→ **RECORDS SUPPLIED**
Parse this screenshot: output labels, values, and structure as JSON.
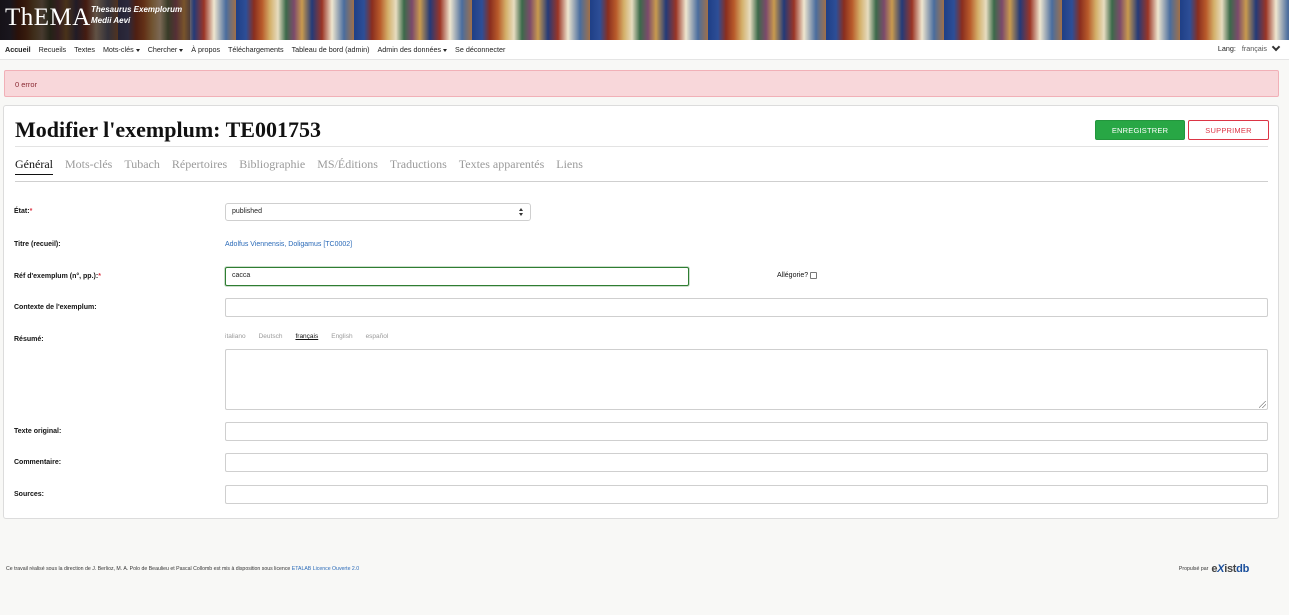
{
  "banner": {
    "logo": "ThEMA",
    "subtitle_line1": "Thesaurus Exemplorum",
    "subtitle_line2": "Medii Aevi"
  },
  "nav": {
    "items": [
      {
        "label": "Accueil",
        "active": true,
        "dropdown": false
      },
      {
        "label": "Recueils",
        "dropdown": false
      },
      {
        "label": "Textes",
        "dropdown": false
      },
      {
        "label": "Mots-clés",
        "dropdown": true
      },
      {
        "label": "Chercher",
        "dropdown": true
      },
      {
        "label": "À propos",
        "dropdown": false
      },
      {
        "label": "Téléchargements",
        "dropdown": false
      },
      {
        "label": "Tableau de bord (admin)",
        "dropdown": false
      },
      {
        "label": "Admin des données",
        "dropdown": true
      },
      {
        "label": "Se déconnecter",
        "dropdown": false
      }
    ],
    "lang_label": "Lang:",
    "lang_value": "français"
  },
  "alert": {
    "text": "0 error"
  },
  "form": {
    "title": "Modifier l'exemplum: TE001753",
    "save_label": "Enregistrer",
    "delete_label": "Supprimer",
    "tabs": [
      {
        "label": "Général",
        "active": true
      },
      {
        "label": "Mots-clés"
      },
      {
        "label": "Tubach"
      },
      {
        "label": "Répertoires"
      },
      {
        "label": "Bibliographie"
      },
      {
        "label": "MS/Éditions"
      },
      {
        "label": "Traductions"
      },
      {
        "label": "Textes apparentés"
      },
      {
        "label": "Liens"
      }
    ],
    "etat_label": "État:",
    "etat_value": "published",
    "titre_label": "Titre (recueil):",
    "titre_value": "Adolfus Viennensis, Doligamus [TC0002]",
    "ref_label": "Réf d'exemplum (n°, pp.):",
    "ref_value": "cacca",
    "allegorie_label": "Allégorie?",
    "contexte_label": "Contexte de l'exemplum",
    "resume_label": "Résumé",
    "resume_langs": [
      {
        "label": "italiano"
      },
      {
        "label": "Deutsch"
      },
      {
        "label": "français",
        "active": true
      },
      {
        "label": "English"
      },
      {
        "label": "español"
      }
    ],
    "texte_label": "Texte original",
    "commentaire_label": "Commentaire",
    "sources_label": "Sources"
  },
  "footer": {
    "credit_text": "Ce travail réalisé sous la direction de J. Berlioz, M. A. Polo de Beaulieu et Pascal Collomb est mis à disposition sous licence",
    "license_link": "ETALAB Licence Ouverte 2.0",
    "powered_by": "Propulsé par",
    "exist_e": "e",
    "exist_x": "X",
    "exist_ist": "ist",
    "exist_db": "db"
  },
  "colors": {
    "save_green": "#28a745",
    "delete_red": "#dc3545",
    "alert_bg": "#f8d7da",
    "link_blue": "#2a6ab8"
  }
}
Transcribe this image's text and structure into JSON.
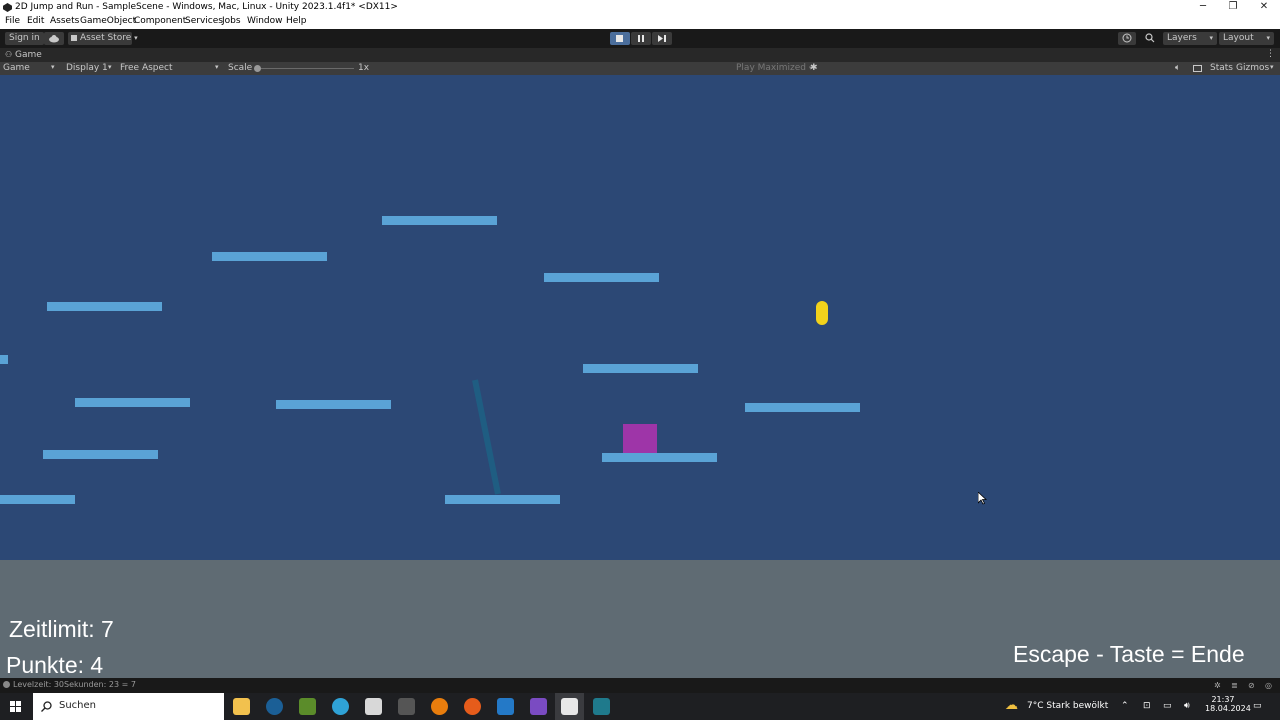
{
  "window": {
    "title": "2D Jump and Run - SampleScene - Windows, Mac, Linux - Unity 2023.1.4f1* <DX11>",
    "minimize": "─",
    "restore": "❐",
    "close": "✕"
  },
  "menu": [
    "File",
    "Edit",
    "Assets",
    "GameObject",
    "Component",
    "Services",
    "Jobs",
    "Window",
    "Help"
  ],
  "toolbar": {
    "sign_in": "Sign in",
    "asset_store": "Asset Store",
    "layers": "Layers",
    "layout": "Layout"
  },
  "game_tab": {
    "label": "Game"
  },
  "game_bar": {
    "view": "Game",
    "display": "Display 1",
    "aspect": "Free Aspect",
    "scale_label": "Scale",
    "scale_value": "1x",
    "play_mode": "Play Maximized",
    "stats": "Stats",
    "gizmos": "Gizmos"
  },
  "hud": {
    "timer": "Zeitlimit: 7",
    "score": "Punkte: 4",
    "exit_hint": "Escape - Taste = Ende"
  },
  "colors": {
    "sky": "#2c4875",
    "platform": "#5aa3d6",
    "player": "#9e35a8",
    "coin": "#f2d21b",
    "hud_bg": "#5f6b73"
  },
  "status": {
    "message": "Levelzeit: 30Sekunden: 23 = 7"
  },
  "taskbar": {
    "search": "Suchen",
    "weather": "7°C  Stark bewölkt",
    "time": "21:37",
    "date": "18.04.2024"
  }
}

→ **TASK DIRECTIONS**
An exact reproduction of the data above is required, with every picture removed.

→ **SOLUTION TO THE PROBLEM**
Parse this screenshot: output labels, values, and structure as JSON.
{
  "banner": {
    "logo": "ThEMA",
    "subtitle_line1": "Thesaurus Exemplorum",
    "subtitle_line2": "Medii Aevi"
  },
  "nav": {
    "items": [
      {
        "label": "Accueil",
        "active": true,
        "dropdown": false
      },
      {
        "label": "Recueils",
        "dropdown": false
      },
      {
        "label": "Textes",
        "dropdown": false
      },
      {
        "label": "Mots-clés",
        "dropdown": true
      },
      {
        "label": "Chercher",
        "dropdown": true
      },
      {
        "label": "À propos",
        "dropdown": false
      },
      {
        "label": "Téléchargements",
        "dropdown": false
      },
      {
        "label": "Tableau de bord (admin)",
        "dropdown": false
      },
      {
        "label": "Admin des données",
        "dropdown": true
      },
      {
        "label": "Se déconnecter",
        "dropdown": false
      }
    ],
    "lang_label": "Lang:",
    "lang_value": "français"
  },
  "alert": {
    "text": "0 error"
  },
  "form": {
    "title": "Modifier l'exemplum: TE001753",
    "save_label": "Enregistrer",
    "delete_label": "Supprimer",
    "tabs": [
      {
        "label": "Général",
        "active": true
      },
      {
        "label": "Mots-clés"
      },
      {
        "label": "Tubach"
      },
      {
        "label": "Répertoires"
      },
      {
        "label": "Bibliographie"
      },
      {
        "label": "MS/Éditions"
      },
      {
        "label": "Traductions"
      },
      {
        "label": "Textes apparentés"
      },
      {
        "label": "Liens"
      }
    ],
    "etat_label": "État:",
    "etat_value": "published",
    "titre_label": "Titre (recueil):",
    "titre_value": "Adolfus Viennensis, Doligamus [TC0002]",
    "ref_label": "Réf d'exemplum (n°, pp.):",
    "ref_value": "cacca",
    "allegorie_label": "Allégorie?",
    "contexte_label": "Contexte de l'exemplum",
    "resume_label": "Résumé",
    "resume_langs": [
      {
        "label": "italiano"
      },
      {
        "label": "Deutsch"
      },
      {
        "label": "français",
        "active": true
      },
      {
        "label": "English"
      },
      {
        "label": "español"
      }
    ],
    "texte_label": "Texte original",
    "commentaire_label": "Commentaire",
    "sources_label": "Sources"
  },
  "footer": {
    "credit_text": "Ce travail réalisé sous la direction de J. Berlioz, M. A. Polo de Beaulieu et Pascal Collomb est mis à disposition sous licence",
    "license_link": "ETALAB Licence Ouverte 2.0",
    "powered_by": "Propulsé par",
    "exist_e": "e",
    "exist_x": "X",
    "exist_ist": "ist",
    "exist_db": "db"
  },
  "colors": {
    "save_green": "#28a745",
    "delete_red": "#dc3545",
    "alert_bg": "#f8d7da",
    "link_blue": "#2a6ab8"
  }
}
Transcribe this image's text and structure into JSON.
{
  "window": {
    "title": "2D Jump and Run - SampleScene - Windows, Mac, Linux - Unity 2023.1.4f1* <DX11>",
    "minimize": "─",
    "restore": "❐",
    "close": "✕"
  },
  "menu": [
    "File",
    "Edit",
    "Assets",
    "GameObject",
    "Component",
    "Services",
    "Jobs",
    "Window",
    "Help"
  ],
  "toolbar": {
    "sign_in": "Sign in",
    "asset_store": "Asset Store",
    "layers": "Layers",
    "layout": "Layout"
  },
  "game_tab": {
    "label": "Game"
  },
  "game_bar": {
    "view": "Game",
    "display": "Display 1",
    "aspect": "Free Aspect",
    "scale_label": "Scale",
    "scale_value": "1x",
    "play_mode": "Play Maximized",
    "stats": "Stats",
    "gizmos": "Gizmos"
  },
  "hud": {
    "timer": "Zeitlimit: 7",
    "score": "Punkte: 4",
    "exit_hint": "Escape - Taste = Ende"
  },
  "colors": {
    "sky": "#2c4875",
    "platform": "#5aa3d6",
    "player": "#9e35a8",
    "coin": "#f2d21b",
    "hud_bg": "#5f6b73"
  },
  "status": {
    "message": "Levelzeit: 30Sekunden: 23 = 7"
  },
  "taskbar": {
    "search": "Suchen",
    "weather": "7°C  Stark bewölkt",
    "time": "21:37",
    "date": "18.04.2024"
  }
}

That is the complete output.